Airline meals are getting a plant-based makeover onboard Qatar Airways flights with the launch of vegan dishes for business class passengers. Olivia Palamountain reports
Qatar Airways has introduced a range of vegan dishes to its à la carte menu for the first time. Up until now, anyone wanting a vegan or even vegetarian meal on a plane has typically had to make a special request, and the standard has not always been comparable to what other passengers receive.
Now, business class passengers on all flights from the airline’s Doha hub, Hamad International airport in Qatar, and selected flights into Doha can opt for gourmet plant-based fare, while economy class customers can continue to pre-order special vegan meals ahead of travel.
Designed with sustainability in mind, Qatar Airways’ range of vegan dishes includes smoked moutabel (an aubergine dip); spiralised courgettes with arrabbiata sauce; tofu and spinach tortellini; Asian barbecue tofu with noodles, scallions and shiitake; fried tofu with vegetable tajine; cauliflower couscous and Kalamata olive bruschetta; and chickpea flour omelette.Qatar Airways group chief executive Akbar Al Baker, says: “We always strive to provide our customers with authentic and indulgent experiences in the skies. We are delighted to incorporate a vegan main course choice to our onboard menu, offering our passengers yet another lifestyle choice that redefines the expectations from a five-star airline.”
All food is prepared at the Qatar Aircraft Catering Company (QACC), one of the world’s largest self-contained catering facilities at 69,000 sqm, located at Hamad International.

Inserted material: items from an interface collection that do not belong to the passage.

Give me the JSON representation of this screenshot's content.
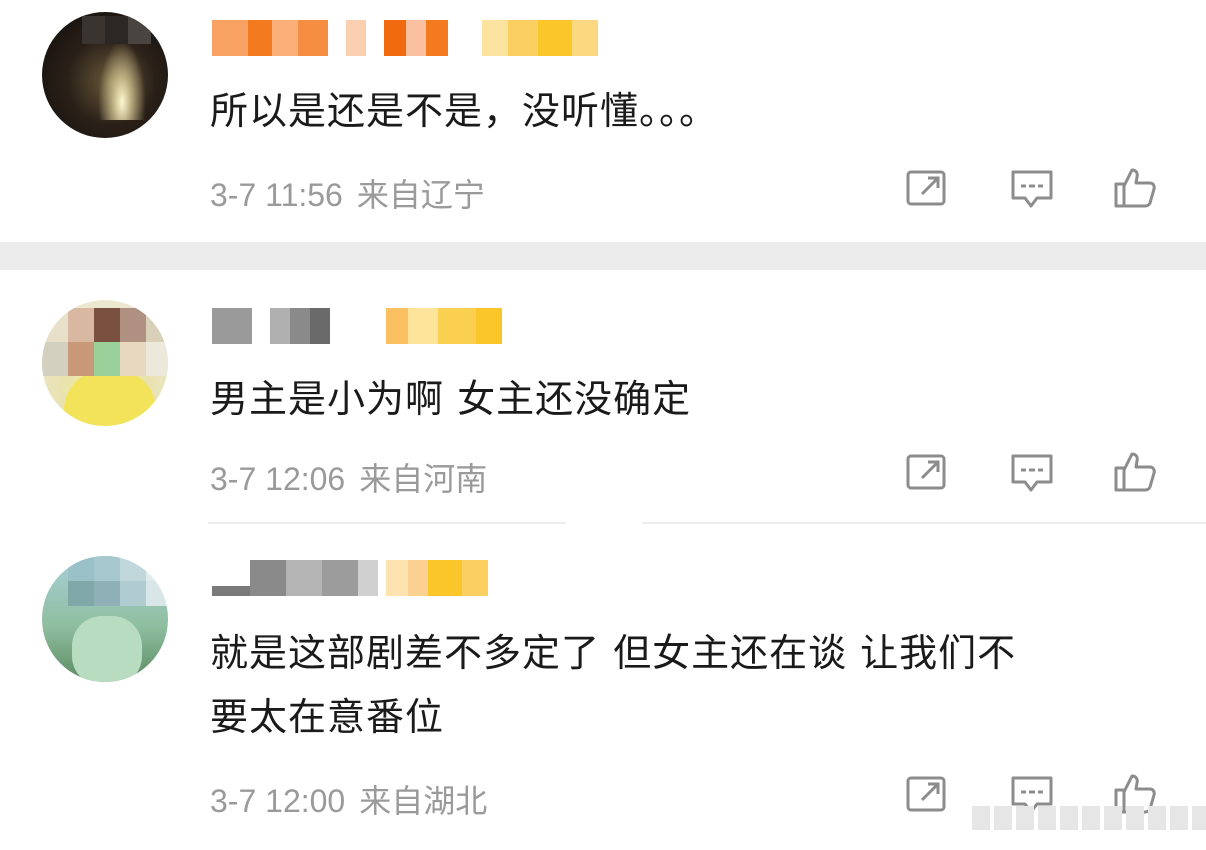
{
  "comments": [
    {
      "text": "所以是还是不是，没听懂。。。",
      "time": "3-7 11:56",
      "location": "来自辽宁",
      "repost_icon": "repost-icon",
      "reply_icon": "comment-icon",
      "like_icon": "thumbs-up-icon"
    },
    {
      "text": "男主是小为啊 女主还没确定",
      "time": "3-7 12:06",
      "location": "来自河南",
      "repost_icon": "repost-icon",
      "reply_icon": "comment-icon",
      "like_icon": "thumbs-up-icon"
    },
    {
      "text_line1": "就是这部剧差不多定了 但女主还在谈 让我们不",
      "text_line2": "要太在意番位",
      "time": "3-7 12:00",
      "location": "来自湖北",
      "repost_icon": "repost-icon",
      "reply_icon": "comment-icon",
      "like_icon": "thumbs-up-icon"
    }
  ],
  "colors": {
    "nickname_orange": "#f47a20",
    "badge_gold": "#fbc62a",
    "meta_gray": "#9a9a9a",
    "text_dark": "#1a1a1a",
    "icon_gray": "#8c8c8c"
  }
}
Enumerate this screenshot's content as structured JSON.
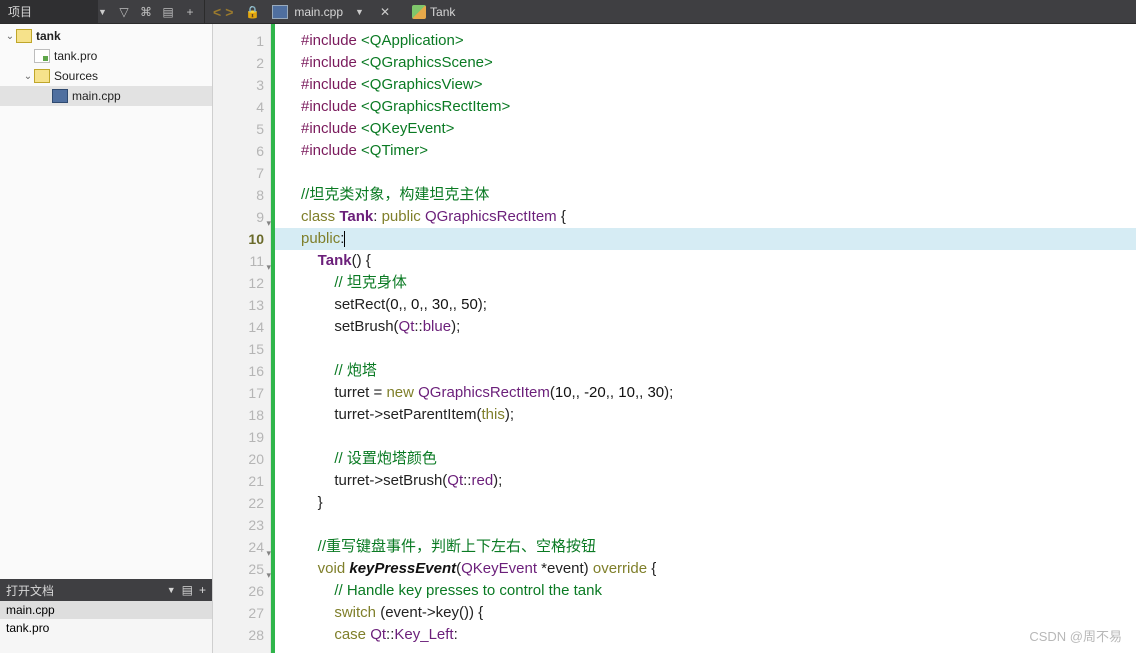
{
  "toolbar": {
    "project_label": "项目",
    "tab_file": "main.cpp",
    "context_label": "Tank"
  },
  "tree": {
    "project": "tank",
    "pro_file": "tank.pro",
    "sources": "Sources",
    "main_cpp": "main.cpp"
  },
  "open_docs": {
    "title": "打开文档",
    "items": [
      "main.cpp",
      "tank.pro"
    ]
  },
  "editor": {
    "current_line": 10,
    "fold_lines": [
      9,
      11,
      24,
      25
    ],
    "lines": [
      {
        "n": 1,
        "seg": [
          [
            "inc",
            "#include "
          ],
          [
            "str",
            "<QApplication>"
          ]
        ]
      },
      {
        "n": 2,
        "seg": [
          [
            "inc",
            "#include "
          ],
          [
            "str",
            "<QGraphicsScene>"
          ]
        ]
      },
      {
        "n": 3,
        "seg": [
          [
            "inc",
            "#include "
          ],
          [
            "str",
            "<QGraphicsView>"
          ]
        ]
      },
      {
        "n": 4,
        "seg": [
          [
            "inc",
            "#include "
          ],
          [
            "str",
            "<QGraphicsRectItem>"
          ]
        ]
      },
      {
        "n": 5,
        "seg": [
          [
            "inc",
            "#include "
          ],
          [
            "str",
            "<QKeyEvent>"
          ]
        ]
      },
      {
        "n": 6,
        "seg": [
          [
            "inc",
            "#include "
          ],
          [
            "str",
            "<QTimer>"
          ]
        ]
      },
      {
        "n": 7,
        "seg": []
      },
      {
        "n": 8,
        "seg": [
          [
            "cmt",
            "//坦克类对象，构建坦克主体"
          ]
        ]
      },
      {
        "n": 9,
        "seg": [
          [
            "kw",
            "class "
          ],
          [
            "type bld",
            "Tank"
          ],
          [
            "",
            ": "
          ],
          [
            "kw",
            "public "
          ],
          [
            "type",
            "QGraphicsRectItem"
          ],
          [
            "",
            " {"
          ]
        ]
      },
      {
        "n": 10,
        "hl": true,
        "seg": [
          [
            "kw",
            "public"
          ],
          [
            "",
            ":"
          ],
          [
            "caret",
            ""
          ]
        ]
      },
      {
        "n": 11,
        "seg": [
          [
            "",
            "    "
          ],
          [
            "type bld",
            "Tank"
          ],
          [
            "",
            "() {"
          ]
        ]
      },
      {
        "n": 12,
        "seg": [
          [
            "",
            "        "
          ],
          [
            "cmt",
            "// 坦克身体"
          ]
        ]
      },
      {
        "n": 13,
        "seg": [
          [
            "",
            "        setRect("
          ],
          [
            "num",
            "0"
          ],
          [
            "",
            ","
          ],
          [
            "",
            ", "
          ],
          [
            "num",
            "0"
          ],
          [
            "",
            ","
          ],
          [
            "",
            ", "
          ],
          [
            "num",
            "30"
          ],
          [
            "",
            ","
          ],
          [
            "",
            ", "
          ],
          [
            "num",
            "50"
          ],
          [
            "",
            ");"
          ]
        ]
      },
      {
        "n": 14,
        "seg": [
          [
            "",
            "        setBrush("
          ],
          [
            "type",
            "Qt"
          ],
          [
            "",
            "::"
          ],
          [
            "enum",
            "blue"
          ],
          [
            "",
            ");"
          ]
        ]
      },
      {
        "n": 15,
        "seg": []
      },
      {
        "n": 16,
        "seg": [
          [
            "",
            "        "
          ],
          [
            "cmt",
            "// 炮塔"
          ]
        ]
      },
      {
        "n": 17,
        "seg": [
          [
            "",
            "        turret = "
          ],
          [
            "kw",
            "new "
          ],
          [
            "type",
            "QGraphicsRectItem"
          ],
          [
            "",
            "("
          ],
          [
            "num",
            "10"
          ],
          [
            "",
            ","
          ],
          [
            "",
            ", "
          ],
          [
            "num",
            "-20"
          ],
          [
            "",
            ","
          ],
          [
            "",
            ", "
          ],
          [
            "num",
            "10"
          ],
          [
            "",
            ","
          ],
          [
            "",
            ", "
          ],
          [
            "num",
            "30"
          ],
          [
            "",
            ");"
          ]
        ]
      },
      {
        "n": 18,
        "seg": [
          [
            "",
            "        turret->setParentItem("
          ],
          [
            "kw",
            "this"
          ],
          [
            "",
            ");"
          ]
        ]
      },
      {
        "n": 19,
        "seg": []
      },
      {
        "n": 20,
        "seg": [
          [
            "",
            "        "
          ],
          [
            "cmt",
            "// 设置炮塔颜色"
          ]
        ]
      },
      {
        "n": 21,
        "seg": [
          [
            "",
            "        turret->setBrush("
          ],
          [
            "type",
            "Qt"
          ],
          [
            "",
            "::"
          ],
          [
            "enum",
            "red"
          ],
          [
            "",
            ");"
          ]
        ]
      },
      {
        "n": 22,
        "seg": [
          [
            "",
            "    }"
          ]
        ]
      },
      {
        "n": 23,
        "seg": []
      },
      {
        "n": 24,
        "seg": [
          [
            "",
            "    "
          ],
          [
            "cmt",
            "//重写键盘事件，判断上下左右、空格按钮"
          ]
        ]
      },
      {
        "n": 25,
        "seg": [
          [
            "",
            "    "
          ],
          [
            "kw",
            "void "
          ],
          [
            "fn ital",
            "keyPressEvent"
          ],
          [
            "",
            "("
          ],
          [
            "type",
            "QKeyEvent"
          ],
          [
            "",
            " *event) "
          ],
          [
            "kw",
            "override"
          ],
          [
            "",
            " {"
          ]
        ]
      },
      {
        "n": 26,
        "seg": [
          [
            "",
            "        "
          ],
          [
            "cmt",
            "// Handle key presses to control the tank"
          ]
        ]
      },
      {
        "n": 27,
        "seg": [
          [
            "",
            "        "
          ],
          [
            "kw",
            "switch"
          ],
          [
            "",
            " (event->key()) {"
          ]
        ]
      },
      {
        "n": 28,
        "seg": [
          [
            "",
            "        "
          ],
          [
            "kw",
            "case "
          ],
          [
            "type",
            "Qt"
          ],
          [
            "",
            "::"
          ],
          [
            "enum",
            "Key_Left"
          ],
          [
            "",
            ":"
          ]
        ]
      }
    ]
  },
  "watermark": "CSDN @周不易"
}
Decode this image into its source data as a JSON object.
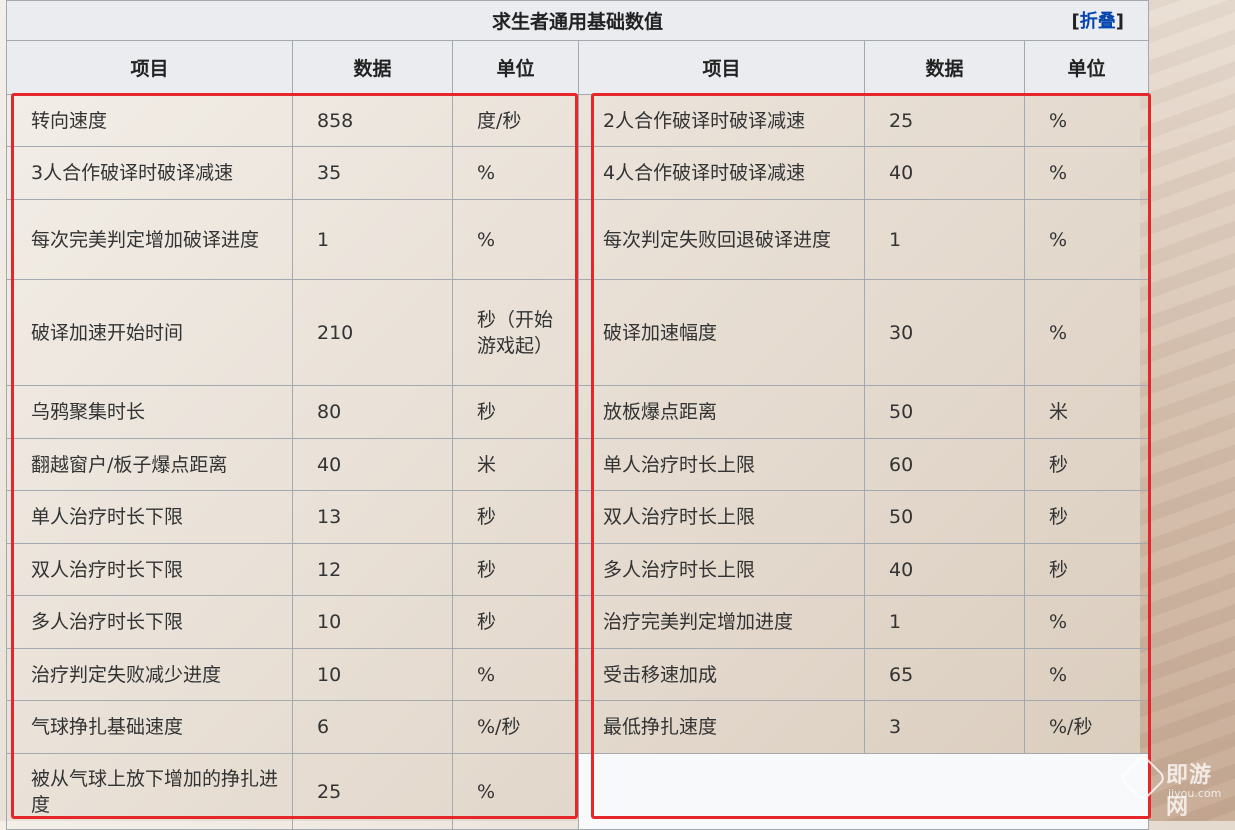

Since the start of the Cobvid-19 crisis, business class meals have been served on covered trays instead of tables with cutlery wraps in an effort to minimise contact between crew and passengers. Qatar Airways has also introduced single-use menu cards and sealed refreshing wipes. Economy class meals and cutlery are served sealed as usual, and menu cards have been temporarily discontinued.The airline also offers a wide selection of special meals to cater to different dietary requirements. Passengers can request a special meal up to 24 hours before their flight. These include young traveller meals, vegetarian or religious meals and medical or health care meals.
Veganism is a trend that continues to rise. According to a survey by finder.com, over 2 per cent of Brits are currently vegan – about 1,100,000 people. The poll results suggest that by the end of 2020, this number is set to double, increasing the vegan population to around 2,200,000.
Veganism is now an established part of the mainstream, transforming society on multiple levels – including the travel industry.
In 2019 Hilton unveiled a vegan hotel suite at the Hilton Bankside hotel in London, while up on Scotland, the Saorsa 1875 became the first vegan hotel to open in the country. In London, The Bright Club is a co-working space that caters to vegans only.